Because if I don’t set some kind of structure like that, discipline to it; if I just write when I’m inspired, I don’t think I’ll ever finish a book. That’s number one; number two, I’m not sure it will be that good of a book if all my inspiration isn’t all that inspirational a week or two later, maybe it was just craziness before.
So there has to be some kind of structure. I can’t just choose how I feel.
When I was writing Gulliver Wimple and the Gems of Dara Mhor, I was doing it every day. I would write from eight in the morning till noon, then take a break, maybe from two to six. I mean, I do that.
Right now I’m not doing that. I’ve got some other projects going, but if I decide I’m going to write every Monday, Wednesday, and Friday, I’m going to be out in the office doing it at nine o’clock, and I’m going to do it till eleven whether I have anything to write or not, I’ll just write it. So there’s a little bit of discipline.

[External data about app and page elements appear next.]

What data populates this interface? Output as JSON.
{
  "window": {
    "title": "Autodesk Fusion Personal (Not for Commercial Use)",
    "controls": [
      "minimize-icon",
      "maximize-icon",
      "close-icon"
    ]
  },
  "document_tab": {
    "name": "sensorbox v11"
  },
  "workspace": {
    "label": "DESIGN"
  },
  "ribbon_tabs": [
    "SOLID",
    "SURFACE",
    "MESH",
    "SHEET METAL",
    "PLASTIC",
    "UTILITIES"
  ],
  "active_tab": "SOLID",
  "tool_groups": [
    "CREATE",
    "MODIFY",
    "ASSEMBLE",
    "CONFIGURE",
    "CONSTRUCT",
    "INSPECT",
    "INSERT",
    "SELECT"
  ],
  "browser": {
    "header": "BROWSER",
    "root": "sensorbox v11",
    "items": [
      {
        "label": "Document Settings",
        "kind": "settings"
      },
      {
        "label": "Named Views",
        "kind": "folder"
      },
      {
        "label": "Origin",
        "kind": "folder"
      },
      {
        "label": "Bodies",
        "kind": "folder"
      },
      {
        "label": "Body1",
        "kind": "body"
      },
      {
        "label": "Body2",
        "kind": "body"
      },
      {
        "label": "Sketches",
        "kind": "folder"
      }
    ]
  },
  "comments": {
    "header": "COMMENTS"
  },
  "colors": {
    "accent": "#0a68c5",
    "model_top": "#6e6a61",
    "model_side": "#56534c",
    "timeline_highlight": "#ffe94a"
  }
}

What projects are you currently working on?
So right now I’m basically working on three. So I’m still working on the audio drama of Gulliver Wimple and the Gems of Dara Mhor. And then I started the sequel, the second book for Gulliver Wimple: it’s called The Sapphire Tree. And I am almost done with the first chapter of that.

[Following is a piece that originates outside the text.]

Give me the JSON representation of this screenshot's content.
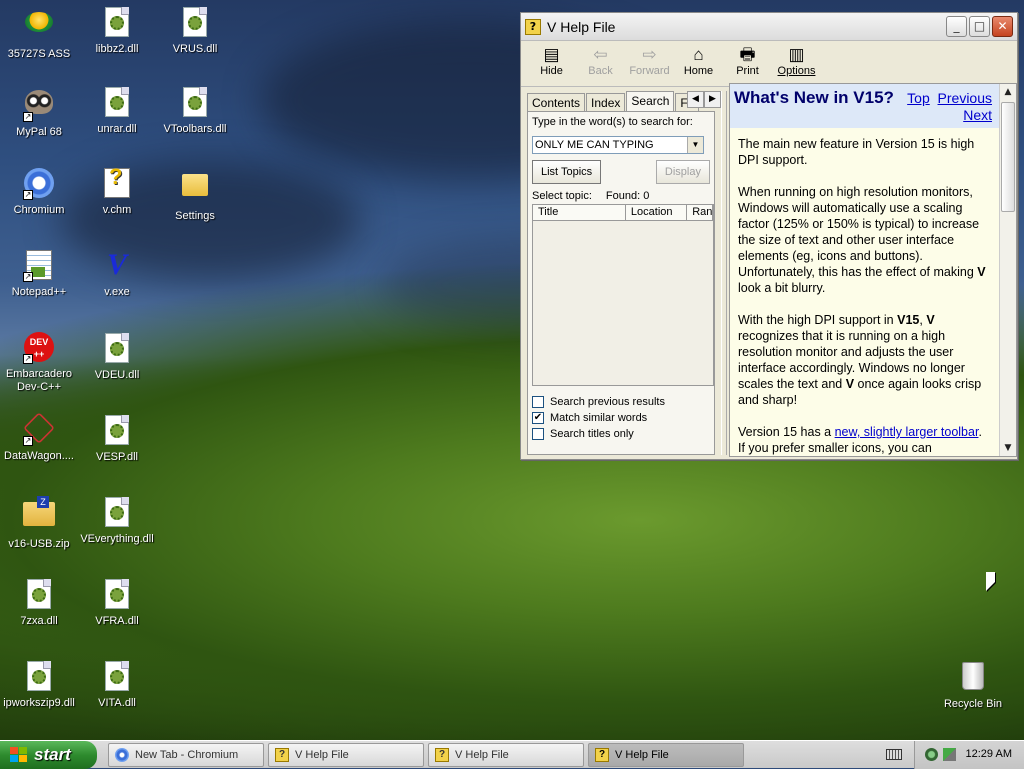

But at the same time I have a third project – I started a chapter book series for younger kids, probably ages six, seven, eight, nine. They’re called The Sorry Detectives. They’re mysteries kind of like Encyclopedia Brown, only Christian based. There’s a lot of word play and silliness to it, a lot of tongue twisters and craziness. But they’re all mysteries. I’m working on the first one of The Sorry Detectives.
So I’m kind of different. I can write Gulliver for a while, and in the afternoon I can just put it on the shelf and turn my head from being fourteen-years-old to being seven, and take a different approach.
Finally, what is your greatest piece of advice for young writers?
Oh, I’m not sure I can limit it to one. Well, the first one is going to be what every other writer says: Just keep writing. And it sounds so trite and cliche, but it’s true. You gotta write a lot to even discover your own style. You have to write enough to learn your voice and who you are, things like that.
But the second thing I would say is be very, very, very careful not to get too high or too low with what other people say. Be very teachable with the people who know and critique – be very teachable. Because they know what they’re talking about.
And do not get too excited if your fans think it’s awesome, because the truth is, your mother and your grandmother and your Aunt Betty are always going to say it’s great. But that’s not helpful. You need to know what’s wrong with it so you can improve your skills.
Not everything a critic tells you is right, but you need to be willing to at least listen to them and say, “Maybe they are.”
There were some things in my stories that used to be my favorite, and I would think, “this is the highlight of the chapter,” or the page, or whatever. But I had to remove it. Everyone was saying I had to chop that branch off; prune it out of there. Maybe I liked it, but it didn’t really help the story. And they were right.
So be real teachable, and do not take it personally. Write, write, write; listen, listen, listen – that’s about the best you can probably do.